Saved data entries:
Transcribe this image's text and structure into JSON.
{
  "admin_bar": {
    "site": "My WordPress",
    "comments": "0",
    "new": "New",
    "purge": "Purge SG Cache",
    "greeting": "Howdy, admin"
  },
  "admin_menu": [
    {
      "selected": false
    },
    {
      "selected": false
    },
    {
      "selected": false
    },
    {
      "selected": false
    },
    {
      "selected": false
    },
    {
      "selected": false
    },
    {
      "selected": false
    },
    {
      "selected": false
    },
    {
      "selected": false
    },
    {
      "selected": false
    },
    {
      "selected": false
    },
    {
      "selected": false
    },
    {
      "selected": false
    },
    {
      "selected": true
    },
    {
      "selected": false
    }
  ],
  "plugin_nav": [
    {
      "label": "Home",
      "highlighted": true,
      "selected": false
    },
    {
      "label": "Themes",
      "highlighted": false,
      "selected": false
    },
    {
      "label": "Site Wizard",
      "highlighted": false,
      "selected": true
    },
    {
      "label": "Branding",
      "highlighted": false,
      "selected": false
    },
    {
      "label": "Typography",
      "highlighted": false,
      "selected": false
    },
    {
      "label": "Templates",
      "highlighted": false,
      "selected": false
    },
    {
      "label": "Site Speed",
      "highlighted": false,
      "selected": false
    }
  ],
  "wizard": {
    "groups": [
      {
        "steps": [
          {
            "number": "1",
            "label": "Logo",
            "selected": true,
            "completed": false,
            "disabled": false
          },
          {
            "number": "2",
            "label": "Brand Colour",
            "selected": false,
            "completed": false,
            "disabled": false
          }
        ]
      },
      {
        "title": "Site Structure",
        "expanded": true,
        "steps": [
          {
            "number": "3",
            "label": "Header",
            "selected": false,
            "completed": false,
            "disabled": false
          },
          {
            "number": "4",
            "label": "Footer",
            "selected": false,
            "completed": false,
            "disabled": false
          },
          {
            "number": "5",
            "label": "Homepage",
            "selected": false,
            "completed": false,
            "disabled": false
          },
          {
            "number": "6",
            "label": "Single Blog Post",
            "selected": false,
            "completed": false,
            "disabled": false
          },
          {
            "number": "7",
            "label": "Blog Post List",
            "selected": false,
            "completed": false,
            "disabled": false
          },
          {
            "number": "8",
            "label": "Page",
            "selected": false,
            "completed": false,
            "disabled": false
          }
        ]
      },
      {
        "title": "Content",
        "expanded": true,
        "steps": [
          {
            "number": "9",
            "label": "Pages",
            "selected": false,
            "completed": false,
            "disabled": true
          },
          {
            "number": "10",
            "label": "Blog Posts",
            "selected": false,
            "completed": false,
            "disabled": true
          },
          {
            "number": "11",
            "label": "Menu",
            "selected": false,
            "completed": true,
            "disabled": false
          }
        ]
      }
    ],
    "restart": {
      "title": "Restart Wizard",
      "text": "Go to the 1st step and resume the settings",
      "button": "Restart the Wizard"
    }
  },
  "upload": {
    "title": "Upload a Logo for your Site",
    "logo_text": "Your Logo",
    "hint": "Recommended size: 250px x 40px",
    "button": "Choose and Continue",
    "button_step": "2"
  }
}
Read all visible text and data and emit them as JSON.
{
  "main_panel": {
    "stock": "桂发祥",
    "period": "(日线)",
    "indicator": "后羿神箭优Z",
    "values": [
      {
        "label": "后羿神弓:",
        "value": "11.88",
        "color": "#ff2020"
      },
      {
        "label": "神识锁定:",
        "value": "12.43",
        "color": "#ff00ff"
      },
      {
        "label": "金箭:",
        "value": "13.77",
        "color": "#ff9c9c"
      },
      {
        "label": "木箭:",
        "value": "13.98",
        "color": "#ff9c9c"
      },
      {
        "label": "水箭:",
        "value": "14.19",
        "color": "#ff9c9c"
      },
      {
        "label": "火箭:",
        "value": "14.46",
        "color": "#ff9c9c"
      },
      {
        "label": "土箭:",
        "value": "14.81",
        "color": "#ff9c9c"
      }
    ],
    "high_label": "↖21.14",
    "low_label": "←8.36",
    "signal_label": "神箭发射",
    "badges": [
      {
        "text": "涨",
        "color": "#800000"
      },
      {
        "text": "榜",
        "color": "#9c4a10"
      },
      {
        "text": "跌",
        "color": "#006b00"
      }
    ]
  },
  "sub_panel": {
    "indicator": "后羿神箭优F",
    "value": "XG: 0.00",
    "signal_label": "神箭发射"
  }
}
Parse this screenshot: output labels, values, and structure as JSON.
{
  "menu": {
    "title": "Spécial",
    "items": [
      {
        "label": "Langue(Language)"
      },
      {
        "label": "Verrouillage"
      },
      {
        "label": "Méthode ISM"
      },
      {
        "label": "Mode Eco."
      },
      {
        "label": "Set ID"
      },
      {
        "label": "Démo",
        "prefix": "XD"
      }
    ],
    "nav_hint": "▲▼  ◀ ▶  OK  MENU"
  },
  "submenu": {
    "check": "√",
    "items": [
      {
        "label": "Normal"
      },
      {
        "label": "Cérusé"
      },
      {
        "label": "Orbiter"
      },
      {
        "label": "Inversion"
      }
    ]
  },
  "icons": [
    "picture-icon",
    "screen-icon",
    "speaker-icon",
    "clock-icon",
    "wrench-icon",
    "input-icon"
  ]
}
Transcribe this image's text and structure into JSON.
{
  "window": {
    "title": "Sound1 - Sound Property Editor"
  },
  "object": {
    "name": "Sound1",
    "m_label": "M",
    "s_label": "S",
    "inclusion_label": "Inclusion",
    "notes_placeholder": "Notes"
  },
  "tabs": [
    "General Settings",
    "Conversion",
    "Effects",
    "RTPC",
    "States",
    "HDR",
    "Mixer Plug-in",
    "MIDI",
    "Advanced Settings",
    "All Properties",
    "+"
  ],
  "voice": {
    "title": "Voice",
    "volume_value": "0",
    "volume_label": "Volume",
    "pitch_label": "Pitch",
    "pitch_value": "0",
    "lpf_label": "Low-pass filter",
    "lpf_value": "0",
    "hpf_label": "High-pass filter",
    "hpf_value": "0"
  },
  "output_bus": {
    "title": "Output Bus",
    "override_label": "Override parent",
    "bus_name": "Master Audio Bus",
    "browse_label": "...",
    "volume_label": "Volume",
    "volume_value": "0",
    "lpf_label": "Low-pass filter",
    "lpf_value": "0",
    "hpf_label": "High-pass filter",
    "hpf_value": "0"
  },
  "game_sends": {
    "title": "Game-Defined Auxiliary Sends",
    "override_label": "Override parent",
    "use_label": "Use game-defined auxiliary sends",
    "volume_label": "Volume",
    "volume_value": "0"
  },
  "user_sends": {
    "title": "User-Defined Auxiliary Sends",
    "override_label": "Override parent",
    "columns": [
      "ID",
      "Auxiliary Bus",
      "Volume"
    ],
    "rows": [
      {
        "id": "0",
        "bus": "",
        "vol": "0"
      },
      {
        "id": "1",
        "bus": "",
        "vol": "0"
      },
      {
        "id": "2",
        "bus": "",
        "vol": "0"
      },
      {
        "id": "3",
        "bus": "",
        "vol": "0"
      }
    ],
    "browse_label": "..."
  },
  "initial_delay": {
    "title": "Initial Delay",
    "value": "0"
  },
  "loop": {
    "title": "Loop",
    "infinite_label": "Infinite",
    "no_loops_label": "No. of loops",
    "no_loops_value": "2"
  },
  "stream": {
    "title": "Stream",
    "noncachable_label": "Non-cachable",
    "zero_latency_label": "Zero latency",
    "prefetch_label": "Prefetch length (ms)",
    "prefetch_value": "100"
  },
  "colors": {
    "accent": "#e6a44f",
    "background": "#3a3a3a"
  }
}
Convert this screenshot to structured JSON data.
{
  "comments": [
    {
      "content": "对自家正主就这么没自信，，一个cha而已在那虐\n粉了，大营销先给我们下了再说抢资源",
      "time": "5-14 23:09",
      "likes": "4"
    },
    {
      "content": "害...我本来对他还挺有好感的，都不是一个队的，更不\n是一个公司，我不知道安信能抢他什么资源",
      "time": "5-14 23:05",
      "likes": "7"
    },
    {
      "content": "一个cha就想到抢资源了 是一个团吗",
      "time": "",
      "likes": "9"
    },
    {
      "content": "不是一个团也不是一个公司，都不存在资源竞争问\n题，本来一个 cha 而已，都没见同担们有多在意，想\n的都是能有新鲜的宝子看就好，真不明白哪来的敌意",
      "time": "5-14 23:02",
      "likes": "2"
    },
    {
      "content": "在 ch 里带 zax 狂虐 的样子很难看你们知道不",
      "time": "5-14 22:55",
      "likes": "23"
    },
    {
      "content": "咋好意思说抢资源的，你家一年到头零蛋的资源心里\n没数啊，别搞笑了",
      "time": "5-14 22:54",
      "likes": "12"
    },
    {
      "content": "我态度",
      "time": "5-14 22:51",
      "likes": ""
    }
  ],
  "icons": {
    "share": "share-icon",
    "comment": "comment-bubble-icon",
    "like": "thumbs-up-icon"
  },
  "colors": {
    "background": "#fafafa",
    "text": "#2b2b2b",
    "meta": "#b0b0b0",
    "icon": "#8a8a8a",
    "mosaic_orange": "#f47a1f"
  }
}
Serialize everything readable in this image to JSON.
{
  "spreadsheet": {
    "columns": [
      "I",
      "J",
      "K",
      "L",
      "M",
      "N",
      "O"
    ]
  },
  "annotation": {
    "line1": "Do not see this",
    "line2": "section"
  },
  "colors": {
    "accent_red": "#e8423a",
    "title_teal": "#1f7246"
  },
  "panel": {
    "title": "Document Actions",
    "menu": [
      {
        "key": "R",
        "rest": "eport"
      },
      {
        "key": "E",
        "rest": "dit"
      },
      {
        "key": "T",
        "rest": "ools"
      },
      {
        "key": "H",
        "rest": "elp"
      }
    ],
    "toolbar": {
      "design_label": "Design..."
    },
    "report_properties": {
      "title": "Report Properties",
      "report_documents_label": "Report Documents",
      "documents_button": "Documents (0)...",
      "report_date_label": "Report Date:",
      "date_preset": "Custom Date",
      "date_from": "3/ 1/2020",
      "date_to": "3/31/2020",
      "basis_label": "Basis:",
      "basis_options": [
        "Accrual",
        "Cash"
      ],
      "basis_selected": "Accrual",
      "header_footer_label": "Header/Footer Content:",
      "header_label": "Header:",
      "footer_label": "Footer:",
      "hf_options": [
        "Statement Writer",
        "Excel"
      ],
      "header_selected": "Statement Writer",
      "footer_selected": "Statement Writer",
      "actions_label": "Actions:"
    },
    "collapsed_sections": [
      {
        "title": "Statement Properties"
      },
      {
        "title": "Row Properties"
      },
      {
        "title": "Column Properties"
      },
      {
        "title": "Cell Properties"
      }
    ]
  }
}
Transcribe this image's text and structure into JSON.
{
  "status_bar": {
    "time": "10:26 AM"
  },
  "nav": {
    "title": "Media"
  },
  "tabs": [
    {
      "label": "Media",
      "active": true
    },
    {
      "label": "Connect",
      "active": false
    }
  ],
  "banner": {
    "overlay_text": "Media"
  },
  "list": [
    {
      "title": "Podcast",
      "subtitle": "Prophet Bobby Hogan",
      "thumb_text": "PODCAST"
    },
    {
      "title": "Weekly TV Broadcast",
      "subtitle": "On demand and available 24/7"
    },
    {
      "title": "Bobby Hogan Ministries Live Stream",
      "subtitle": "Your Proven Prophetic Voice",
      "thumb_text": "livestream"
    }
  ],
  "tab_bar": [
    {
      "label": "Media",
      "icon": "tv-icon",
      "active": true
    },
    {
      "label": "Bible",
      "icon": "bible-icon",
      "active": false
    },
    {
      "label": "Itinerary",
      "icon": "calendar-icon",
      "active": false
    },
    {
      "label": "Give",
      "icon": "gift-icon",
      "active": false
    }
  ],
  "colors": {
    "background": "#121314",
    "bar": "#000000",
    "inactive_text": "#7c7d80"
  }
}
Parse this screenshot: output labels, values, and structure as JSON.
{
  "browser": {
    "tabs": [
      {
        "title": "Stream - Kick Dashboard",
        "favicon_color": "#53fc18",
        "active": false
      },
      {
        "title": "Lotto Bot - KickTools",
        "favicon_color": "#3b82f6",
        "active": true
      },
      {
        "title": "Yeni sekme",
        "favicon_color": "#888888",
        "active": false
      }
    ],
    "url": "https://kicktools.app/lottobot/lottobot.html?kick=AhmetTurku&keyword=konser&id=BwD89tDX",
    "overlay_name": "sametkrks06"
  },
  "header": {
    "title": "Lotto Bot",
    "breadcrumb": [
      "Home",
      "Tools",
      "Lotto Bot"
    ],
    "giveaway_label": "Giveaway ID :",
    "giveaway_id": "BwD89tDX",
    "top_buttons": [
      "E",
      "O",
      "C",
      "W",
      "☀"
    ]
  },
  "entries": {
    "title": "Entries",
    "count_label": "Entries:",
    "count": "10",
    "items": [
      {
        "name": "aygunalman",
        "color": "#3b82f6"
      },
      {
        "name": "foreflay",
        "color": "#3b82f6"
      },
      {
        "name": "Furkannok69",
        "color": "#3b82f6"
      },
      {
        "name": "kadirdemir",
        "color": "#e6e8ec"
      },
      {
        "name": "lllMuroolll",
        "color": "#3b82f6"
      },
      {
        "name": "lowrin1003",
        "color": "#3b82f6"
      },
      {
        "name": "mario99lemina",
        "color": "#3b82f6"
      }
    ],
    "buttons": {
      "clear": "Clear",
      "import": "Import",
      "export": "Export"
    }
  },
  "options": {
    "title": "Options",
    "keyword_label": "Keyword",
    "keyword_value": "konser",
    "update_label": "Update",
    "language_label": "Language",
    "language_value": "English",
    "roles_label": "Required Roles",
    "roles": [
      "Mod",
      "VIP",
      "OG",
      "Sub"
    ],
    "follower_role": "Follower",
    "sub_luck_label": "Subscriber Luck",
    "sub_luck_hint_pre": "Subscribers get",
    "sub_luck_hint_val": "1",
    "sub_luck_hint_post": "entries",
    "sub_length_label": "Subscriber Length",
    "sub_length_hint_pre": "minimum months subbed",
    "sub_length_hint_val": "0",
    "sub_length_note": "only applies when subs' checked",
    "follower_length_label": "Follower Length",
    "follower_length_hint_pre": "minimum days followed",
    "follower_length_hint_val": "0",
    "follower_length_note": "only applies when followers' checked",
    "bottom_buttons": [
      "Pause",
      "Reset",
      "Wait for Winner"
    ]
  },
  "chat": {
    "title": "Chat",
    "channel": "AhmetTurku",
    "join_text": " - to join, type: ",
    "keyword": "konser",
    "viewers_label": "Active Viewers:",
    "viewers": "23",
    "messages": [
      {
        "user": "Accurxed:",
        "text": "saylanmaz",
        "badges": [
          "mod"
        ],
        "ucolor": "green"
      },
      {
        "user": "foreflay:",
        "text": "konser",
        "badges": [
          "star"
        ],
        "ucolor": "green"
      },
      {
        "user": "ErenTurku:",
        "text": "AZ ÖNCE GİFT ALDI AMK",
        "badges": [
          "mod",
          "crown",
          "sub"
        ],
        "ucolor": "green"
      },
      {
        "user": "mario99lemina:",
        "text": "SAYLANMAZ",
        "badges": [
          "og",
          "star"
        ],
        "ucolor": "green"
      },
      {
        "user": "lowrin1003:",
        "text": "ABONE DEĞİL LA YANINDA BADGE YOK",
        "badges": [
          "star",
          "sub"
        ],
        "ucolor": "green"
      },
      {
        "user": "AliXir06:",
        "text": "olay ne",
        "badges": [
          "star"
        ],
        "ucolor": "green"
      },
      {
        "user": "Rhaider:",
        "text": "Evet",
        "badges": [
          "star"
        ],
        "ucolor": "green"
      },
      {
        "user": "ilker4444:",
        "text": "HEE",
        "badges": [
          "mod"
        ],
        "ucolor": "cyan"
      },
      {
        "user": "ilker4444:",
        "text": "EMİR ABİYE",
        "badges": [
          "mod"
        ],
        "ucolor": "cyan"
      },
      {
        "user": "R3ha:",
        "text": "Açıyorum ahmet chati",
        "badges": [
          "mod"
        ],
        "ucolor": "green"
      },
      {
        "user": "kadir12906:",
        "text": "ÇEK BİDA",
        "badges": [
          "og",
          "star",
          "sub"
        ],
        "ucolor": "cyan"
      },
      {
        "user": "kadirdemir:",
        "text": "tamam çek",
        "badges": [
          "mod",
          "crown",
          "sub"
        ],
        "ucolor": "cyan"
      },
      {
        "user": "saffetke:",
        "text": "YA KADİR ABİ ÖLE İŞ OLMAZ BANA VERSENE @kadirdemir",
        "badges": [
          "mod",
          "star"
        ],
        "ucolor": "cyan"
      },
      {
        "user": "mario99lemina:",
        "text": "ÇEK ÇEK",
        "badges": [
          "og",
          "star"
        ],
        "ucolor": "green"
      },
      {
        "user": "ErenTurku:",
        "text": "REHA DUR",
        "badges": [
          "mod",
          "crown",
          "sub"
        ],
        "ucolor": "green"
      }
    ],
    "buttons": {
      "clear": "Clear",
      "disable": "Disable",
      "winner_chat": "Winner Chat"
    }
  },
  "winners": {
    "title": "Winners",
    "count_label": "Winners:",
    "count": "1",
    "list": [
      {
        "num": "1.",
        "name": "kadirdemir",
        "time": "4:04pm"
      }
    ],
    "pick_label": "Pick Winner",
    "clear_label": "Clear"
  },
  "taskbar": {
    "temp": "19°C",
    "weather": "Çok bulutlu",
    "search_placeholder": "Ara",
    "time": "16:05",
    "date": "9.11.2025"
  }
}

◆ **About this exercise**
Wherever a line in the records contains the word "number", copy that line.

◆ **Task output**
            "number": "1",
            "number": "2",
            "number": "3",
            "number": "4",
            "number": "5",
            "number": "6",
            "number": "7",
            "number": "8",
            "number": "9",
            "number": "10",
            "number": "11",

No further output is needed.